Ambrogi writes for Lex Blog, “Was this the same ROSS Intelligence that I’d wondered and speculated about?”
For years, the artificial-intelligence legal research company maintained a shroud of secrecy around its product. Sure, they talked about it plenty. They garnered lots of media coverage. And CEO Andrew Arruda was a ubiquitous presence at legal conferences, touting the future of AI in law.
But when it came to seeing the product, that was another story. I’d pestered Arruda for years to let me review it, without success. At a conference of law librarians two years ago, Arruda was called out during a panel for his company’s lack of transparency. Surely somebody must have been seeing ROSS, because law firms were reportedly buying it. But, if so, I had trouble finding them.
Now here I was, on Thursday and Friday last week, sitting in ROSS’s Toronto research and development office, with unfettered access to its entire engineering and design teams. I was given detailed demonstrations of the product’s inner workings. I was invited to sit in on engineering and UX team meetings. I was encouraged to ask any question I wanted, of anyone I wanted to ask it.
And that shroud of secrecy around its product? ROSS had shredded it. In June, without fanfare, ROSS quietly changed its website to offer free trials of its product to anyone. The product that had been treated as if it were a state secret was now open to everyone for a 14-day free trial, without requiring even a credit card.

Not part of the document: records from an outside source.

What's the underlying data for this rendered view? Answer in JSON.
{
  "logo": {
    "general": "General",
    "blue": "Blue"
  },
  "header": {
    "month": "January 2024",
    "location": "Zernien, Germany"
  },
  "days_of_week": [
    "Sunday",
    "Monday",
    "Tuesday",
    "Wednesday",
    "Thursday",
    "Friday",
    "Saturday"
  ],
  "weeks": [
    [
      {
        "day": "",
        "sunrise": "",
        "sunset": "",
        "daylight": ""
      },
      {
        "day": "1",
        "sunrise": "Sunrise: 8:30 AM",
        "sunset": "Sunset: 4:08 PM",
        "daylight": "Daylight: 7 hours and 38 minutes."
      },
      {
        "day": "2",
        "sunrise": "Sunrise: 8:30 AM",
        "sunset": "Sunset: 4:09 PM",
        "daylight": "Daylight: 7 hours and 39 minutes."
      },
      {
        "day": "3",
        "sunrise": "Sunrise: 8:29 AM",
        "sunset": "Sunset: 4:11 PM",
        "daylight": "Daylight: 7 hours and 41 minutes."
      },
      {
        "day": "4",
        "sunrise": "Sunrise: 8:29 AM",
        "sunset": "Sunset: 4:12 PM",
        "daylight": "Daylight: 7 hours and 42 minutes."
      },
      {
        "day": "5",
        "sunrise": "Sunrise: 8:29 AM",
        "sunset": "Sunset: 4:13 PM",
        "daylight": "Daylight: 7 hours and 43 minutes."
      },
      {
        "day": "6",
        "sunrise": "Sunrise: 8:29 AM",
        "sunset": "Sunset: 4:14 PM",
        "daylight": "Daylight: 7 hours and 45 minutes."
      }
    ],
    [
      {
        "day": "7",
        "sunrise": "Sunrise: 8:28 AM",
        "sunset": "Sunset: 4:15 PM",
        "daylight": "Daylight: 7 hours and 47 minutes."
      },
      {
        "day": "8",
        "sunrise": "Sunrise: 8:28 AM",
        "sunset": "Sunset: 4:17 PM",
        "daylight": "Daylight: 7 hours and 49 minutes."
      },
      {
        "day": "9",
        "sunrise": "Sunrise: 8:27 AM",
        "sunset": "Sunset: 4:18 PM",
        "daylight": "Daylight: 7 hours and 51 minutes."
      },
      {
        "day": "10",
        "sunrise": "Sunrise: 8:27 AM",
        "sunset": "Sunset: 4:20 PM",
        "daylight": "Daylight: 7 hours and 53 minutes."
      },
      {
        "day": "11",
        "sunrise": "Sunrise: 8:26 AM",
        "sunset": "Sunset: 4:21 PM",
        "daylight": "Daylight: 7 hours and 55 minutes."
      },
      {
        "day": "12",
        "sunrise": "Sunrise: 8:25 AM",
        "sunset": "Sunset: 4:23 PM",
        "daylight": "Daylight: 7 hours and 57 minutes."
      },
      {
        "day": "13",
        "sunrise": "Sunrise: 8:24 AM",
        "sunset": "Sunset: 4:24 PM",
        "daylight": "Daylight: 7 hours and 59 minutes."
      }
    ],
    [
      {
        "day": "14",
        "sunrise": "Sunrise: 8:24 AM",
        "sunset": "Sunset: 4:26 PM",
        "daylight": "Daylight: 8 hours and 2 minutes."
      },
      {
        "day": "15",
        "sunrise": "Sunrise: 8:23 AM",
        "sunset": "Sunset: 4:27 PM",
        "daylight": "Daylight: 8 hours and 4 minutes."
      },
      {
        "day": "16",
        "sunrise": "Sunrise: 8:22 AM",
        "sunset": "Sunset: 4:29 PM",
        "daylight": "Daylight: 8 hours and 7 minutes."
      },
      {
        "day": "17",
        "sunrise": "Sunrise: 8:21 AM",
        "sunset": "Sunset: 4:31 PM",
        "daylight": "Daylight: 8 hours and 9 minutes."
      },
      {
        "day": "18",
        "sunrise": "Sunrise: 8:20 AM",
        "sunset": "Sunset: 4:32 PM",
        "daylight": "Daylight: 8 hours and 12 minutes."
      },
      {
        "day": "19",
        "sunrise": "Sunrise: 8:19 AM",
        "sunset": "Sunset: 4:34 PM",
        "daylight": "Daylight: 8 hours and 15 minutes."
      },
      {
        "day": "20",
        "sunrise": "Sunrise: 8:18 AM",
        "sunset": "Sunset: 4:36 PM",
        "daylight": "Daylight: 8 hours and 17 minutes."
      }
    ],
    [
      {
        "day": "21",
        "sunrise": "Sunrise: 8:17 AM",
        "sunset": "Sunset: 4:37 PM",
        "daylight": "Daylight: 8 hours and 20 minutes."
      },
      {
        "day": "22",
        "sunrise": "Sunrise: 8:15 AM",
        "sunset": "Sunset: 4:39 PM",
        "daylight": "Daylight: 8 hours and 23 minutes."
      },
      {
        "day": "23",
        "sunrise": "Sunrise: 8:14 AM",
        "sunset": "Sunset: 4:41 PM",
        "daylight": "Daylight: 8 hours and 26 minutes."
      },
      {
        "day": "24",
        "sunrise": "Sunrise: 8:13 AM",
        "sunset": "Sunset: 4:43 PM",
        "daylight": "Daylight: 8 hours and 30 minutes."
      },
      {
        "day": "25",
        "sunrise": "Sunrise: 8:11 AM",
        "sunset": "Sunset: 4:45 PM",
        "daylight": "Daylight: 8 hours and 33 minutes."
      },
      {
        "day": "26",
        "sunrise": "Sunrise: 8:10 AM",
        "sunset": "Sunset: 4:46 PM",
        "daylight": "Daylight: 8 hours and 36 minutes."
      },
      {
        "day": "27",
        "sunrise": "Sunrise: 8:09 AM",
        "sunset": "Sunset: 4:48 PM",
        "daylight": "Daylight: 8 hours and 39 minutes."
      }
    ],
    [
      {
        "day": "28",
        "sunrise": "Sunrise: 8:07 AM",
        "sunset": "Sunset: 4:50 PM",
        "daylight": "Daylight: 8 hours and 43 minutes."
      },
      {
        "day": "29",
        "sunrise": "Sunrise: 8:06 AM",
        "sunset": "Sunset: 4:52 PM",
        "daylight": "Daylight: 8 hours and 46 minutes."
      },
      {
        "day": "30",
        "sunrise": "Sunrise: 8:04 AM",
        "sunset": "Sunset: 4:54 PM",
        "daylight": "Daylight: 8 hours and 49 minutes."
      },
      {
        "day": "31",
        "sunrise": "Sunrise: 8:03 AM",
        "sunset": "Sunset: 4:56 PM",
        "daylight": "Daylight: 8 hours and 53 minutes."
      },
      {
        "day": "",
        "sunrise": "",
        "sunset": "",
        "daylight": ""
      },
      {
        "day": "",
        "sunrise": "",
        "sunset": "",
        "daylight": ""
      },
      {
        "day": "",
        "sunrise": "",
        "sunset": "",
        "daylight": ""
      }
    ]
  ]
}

So what is going on here? The answer to that question starts with a look back at the company’s history.